** TASK **
All entries must be repeated exactly. No picture should appear in the result.

Data records for software interfaces
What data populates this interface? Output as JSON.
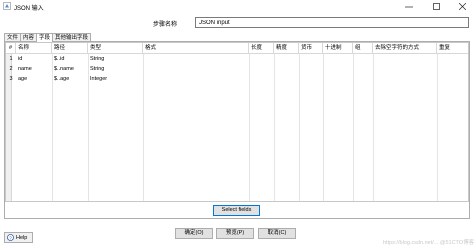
{
  "window": {
    "title": "JSON 输入"
  },
  "step": {
    "label": "步骤名称",
    "value": "JSON input"
  },
  "tabs": [
    {
      "label": "文件",
      "active": false
    },
    {
      "label": "内容",
      "active": false
    },
    {
      "label": "字段",
      "active": true
    },
    {
      "label": "其他输出字段",
      "active": false
    }
  ],
  "grid": {
    "headers": [
      "#",
      "名称",
      "路径",
      "类型",
      "格式",
      "长度",
      "精度",
      "货币",
      "十进制",
      "组",
      "去除空字符的方式",
      "重复"
    ],
    "rows": [
      [
        "1",
        "id",
        "$..id",
        "String",
        "",
        "",
        "",
        "",
        "",
        "",
        "",
        ""
      ],
      [
        "2",
        "name",
        "$..name",
        "String",
        "",
        "",
        "",
        "",
        "",
        "",
        "",
        ""
      ],
      [
        "3",
        "age",
        "$..age",
        "Integer",
        "",
        "",
        "",
        "",
        "",
        "",
        "",
        ""
      ]
    ]
  },
  "buttons": {
    "select_fields": "Select fields",
    "help": "Help",
    "ok": "确定(O)",
    "preview": "预览(P)",
    "cancel": "取消(C)"
  },
  "watermark": "https://blog.csdn.net/... @51CTO博客",
  "colors": {
    "accent": "#0078d7",
    "panel_border": "#adadad",
    "grid_bg": "#f0f0f0"
  }
}
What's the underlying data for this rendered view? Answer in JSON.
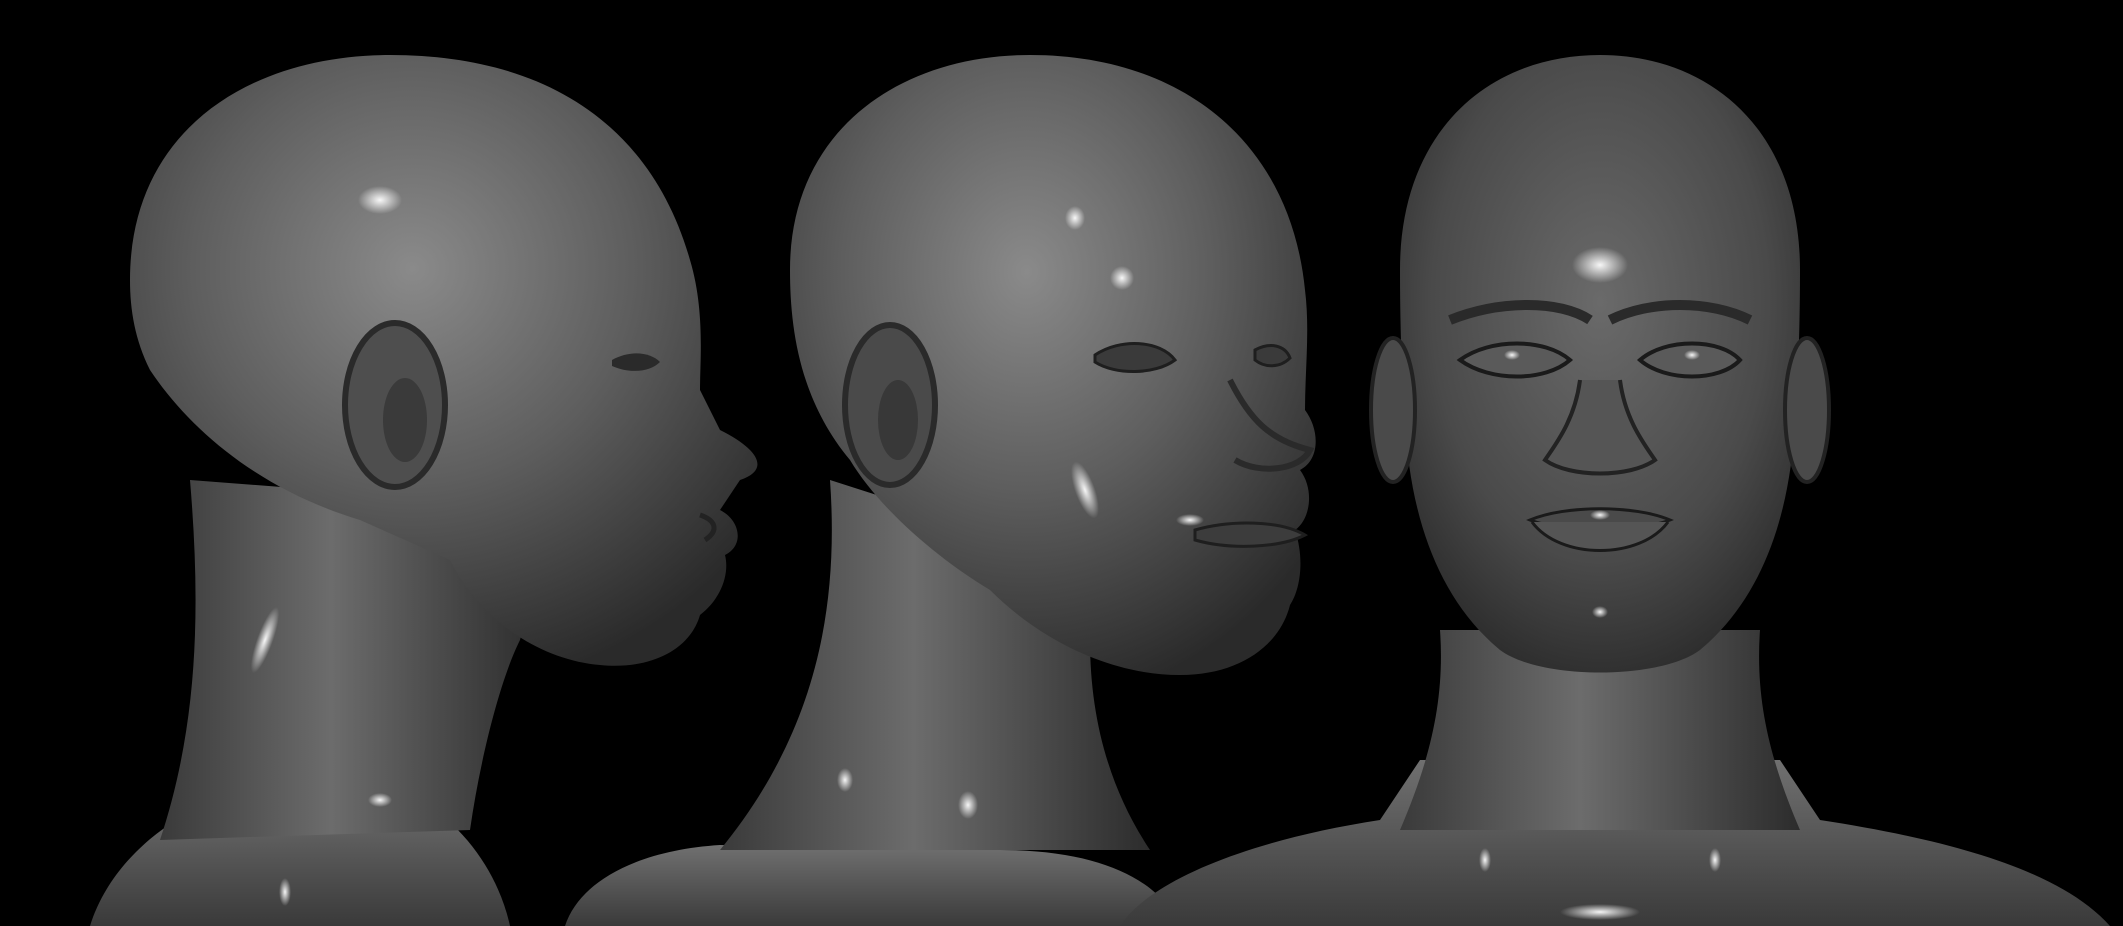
{
  "scene": {
    "background_color": "#000000",
    "material_color": "#6e6e6e",
    "highlight_color": "#f2f2f2",
    "shadow_color": "#1a1a1a",
    "views": [
      {
        "name": "profile-view",
        "orientation": "side"
      },
      {
        "name": "three-quarter-view",
        "orientation": "three-quarter"
      },
      {
        "name": "front-view",
        "orientation": "front"
      }
    ]
  }
}
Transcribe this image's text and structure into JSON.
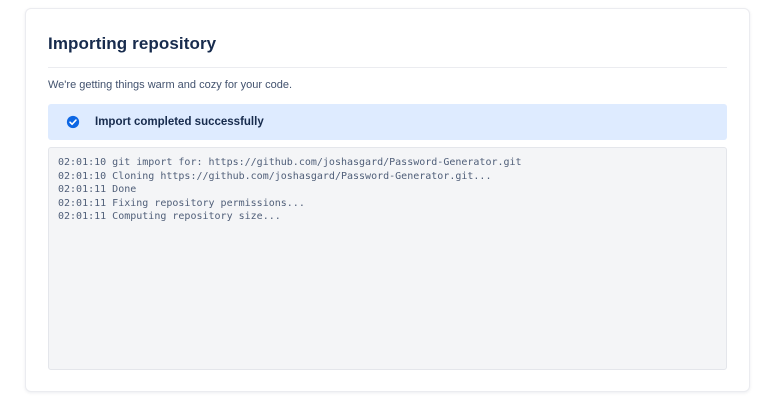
{
  "card": {
    "title": "Importing repository",
    "subtitle": "We're getting things warm and cozy for your code.",
    "banner": {
      "label": "Import completed successfully",
      "icon_name": "check-circle-icon",
      "background_color": "#deebff",
      "icon_color": "#0c66e4",
      "text_color": "#172b4d"
    },
    "log": {
      "background_color": "#f4f5f7",
      "text_color": "#505f79",
      "lines": [
        "02:01:10 git import for: https://github.com/joshasgard/Password-Generator.git",
        "02:01:10 Cloning https://github.com/joshasgard/Password-Generator.git...",
        "02:01:11 Done",
        "02:01:11 Fixing repository permissions...",
        "02:01:11 Computing repository size..."
      ]
    }
  },
  "colors": {
    "title": "#172b4d",
    "subtitle": "#42526e",
    "card_border": "#ebecf0"
  }
}
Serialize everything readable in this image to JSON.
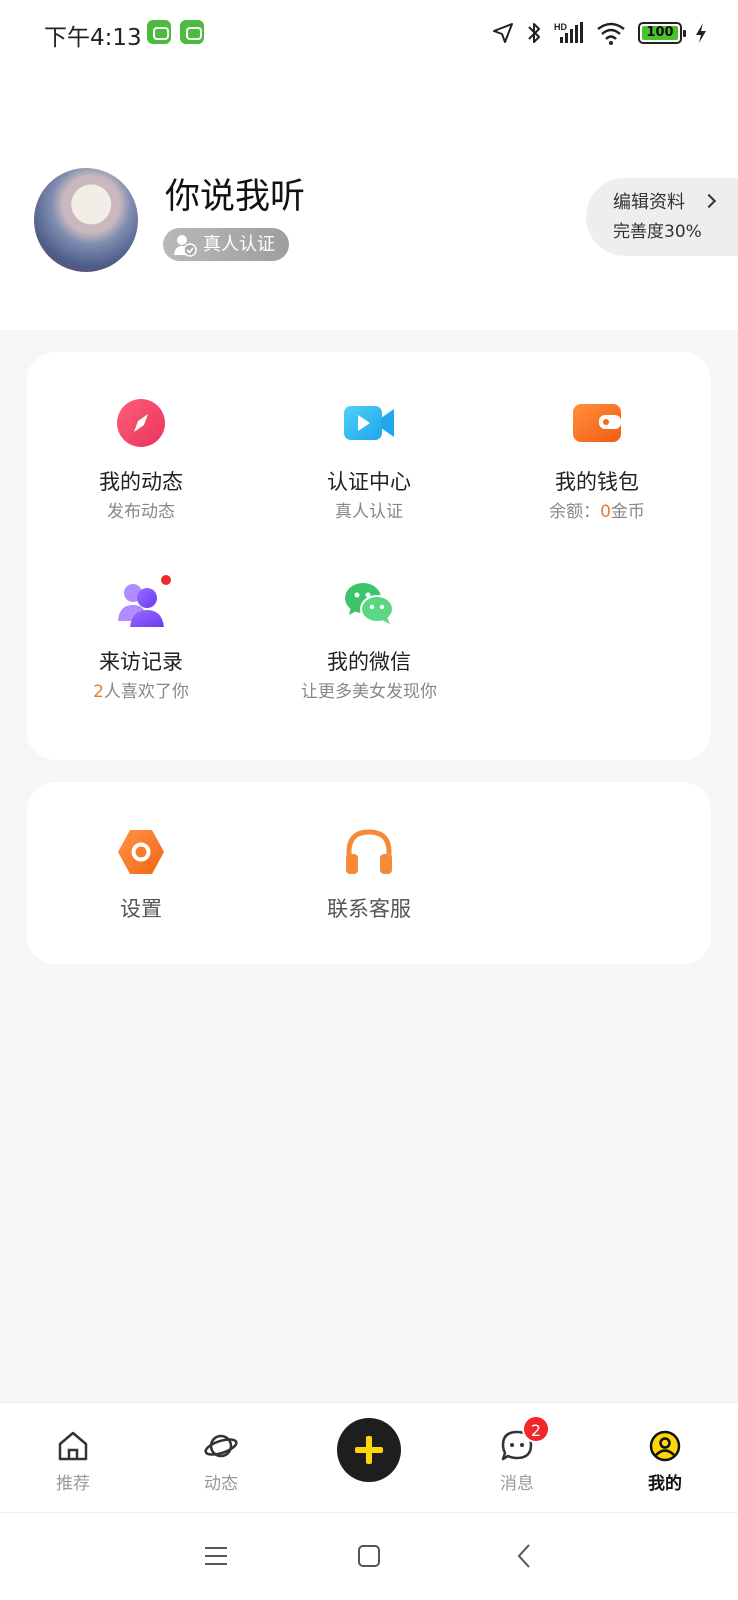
{
  "status_bar": {
    "time": "下午4:13",
    "battery": "100"
  },
  "profile": {
    "username": "你说我听",
    "verify_badge": "真人认证",
    "edit_label": "编辑资料",
    "completion": "完善度30%"
  },
  "main_card": {
    "items": [
      {
        "title": "我的动态",
        "sub": "发布动态"
      },
      {
        "title": "认证中心",
        "sub": "真人认证"
      },
      {
        "title": "我的钱包",
        "sub_prefix": "余额：",
        "sub_value": "0",
        "sub_suffix": "金币"
      },
      {
        "title": "来访记录",
        "sub_value": "2",
        "sub_suffix": "人喜欢了你"
      },
      {
        "title": "我的微信",
        "sub": "让更多美女发现你"
      }
    ]
  },
  "service_card": {
    "items": [
      {
        "title": "设置"
      },
      {
        "title": "联系客服"
      }
    ]
  },
  "tab_bar": {
    "tabs": [
      {
        "label": "推荐"
      },
      {
        "label": "动态"
      },
      {
        "label": "消息",
        "badge": "2"
      },
      {
        "label": "我的"
      }
    ]
  },
  "colors": {
    "accent_yellow": "#ffd60a",
    "highlight_orange": "#f07a2a",
    "badge_red": "#f1272b"
  }
}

** RESPONSE **
What data populates this interface? Output as JSON.
{
  "window": {
    "title": "JSON 输入"
  },
  "step": {
    "label": "步骤名称",
    "value": "JSON input"
  },
  "tabs": [
    {
      "label": "文件",
      "active": false
    },
    {
      "label": "内容",
      "active": false
    },
    {
      "label": "字段",
      "active": true
    },
    {
      "label": "其他输出字段",
      "active": false
    }
  ],
  "grid": {
    "headers": [
      "#",
      "名称",
      "路径",
      "类型",
      "格式",
      "长度",
      "精度",
      "货币",
      "十进制",
      "组",
      "去除空字符的方式",
      "重复"
    ],
    "rows": [
      [
        "1",
        "id",
        "$..id",
        "String",
        "",
        "",
        "",
        "",
        "",
        "",
        "",
        ""
      ],
      [
        "2",
        "name",
        "$..name",
        "String",
        "",
        "",
        "",
        "",
        "",
        "",
        "",
        ""
      ],
      [
        "3",
        "age",
        "$..age",
        "Integer",
        "",
        "",
        "",
        "",
        "",
        "",
        "",
        ""
      ]
    ]
  },
  "buttons": {
    "select_fields": "Select fields",
    "help": "Help",
    "ok": "确定(O)",
    "preview": "预览(P)",
    "cancel": "取消(C)"
  },
  "watermark": "https://blog.csdn.net/... @51CTO博客",
  "colors": {
    "accent": "#0078d7",
    "panel_border": "#adadad",
    "grid_bg": "#f0f0f0"
  }
}
What's the underlying data for this rendered view? Answer in JSON.
{
  "scene": {
    "background_color": "#000000",
    "material_color": "#6e6e6e",
    "highlight_color": "#f2f2f2",
    "shadow_color": "#1a1a1a",
    "views": [
      {
        "name": "profile-view",
        "orientation": "side"
      },
      {
        "name": "three-quarter-view",
        "orientation": "three-quarter"
      },
      {
        "name": "front-view",
        "orientation": "front"
      }
    ]
  }
}
Transcribe this image's text and structure into JSON.
{
  "card": {
    "title": "Importing repository",
    "subtitle": "We're getting things warm and cozy for your code.",
    "banner": {
      "label": "Import completed successfully",
      "icon_name": "check-circle-icon",
      "background_color": "#deebff",
      "icon_color": "#0c66e4",
      "text_color": "#172b4d"
    },
    "log": {
      "background_color": "#f4f5f7",
      "text_color": "#505f79",
      "lines": [
        "02:01:10 git import for: https://github.com/joshasgard/Password-Generator.git",
        "02:01:10 Cloning https://github.com/joshasgard/Password-Generator.git...",
        "02:01:11 Done",
        "02:01:11 Fixing repository permissions...",
        "02:01:11 Computing repository size..."
      ]
    }
  },
  "colors": {
    "title": "#172b4d",
    "subtitle": "#42526e",
    "card_border": "#ebecf0"
  }
}
Serialize everything readable in this image to JSON.
{
  "status_bar": {
    "time": "下午4:13",
    "battery": "100"
  },
  "profile": {
    "username": "你说我听",
    "verify_badge": "真人认证",
    "edit_label": "编辑资料",
    "completion": "完善度30%"
  },
  "main_card": {
    "items": [
      {
        "title": "我的动态",
        "sub": "发布动态"
      },
      {
        "title": "认证中心",
        "sub": "真人认证"
      },
      {
        "title": "我的钱包",
        "sub_prefix": "余额：",
        "sub_value": "0",
        "sub_suffix": "金币"
      },
      {
        "title": "来访记录",
        "sub_value": "2",
        "sub_suffix": "人喜欢了你"
      },
      {
        "title": "我的微信",
        "sub": "让更多美女发现你"
      }
    ]
  },
  "service_card": {
    "items": [
      {
        "title": "设置"
      },
      {
        "title": "联系客服"
      }
    ]
  },
  "tab_bar": {
    "tabs": [
      {
        "label": "推荐"
      },
      {
        "label": "动态"
      },
      {
        "label": "消息",
        "badge": "2"
      },
      {
        "label": "我的"
      }
    ]
  },
  "colors": {
    "accent_yellow": "#ffd60a",
    "highlight_orange": "#f07a2a",
    "badge_red": "#f1272b"
  }
}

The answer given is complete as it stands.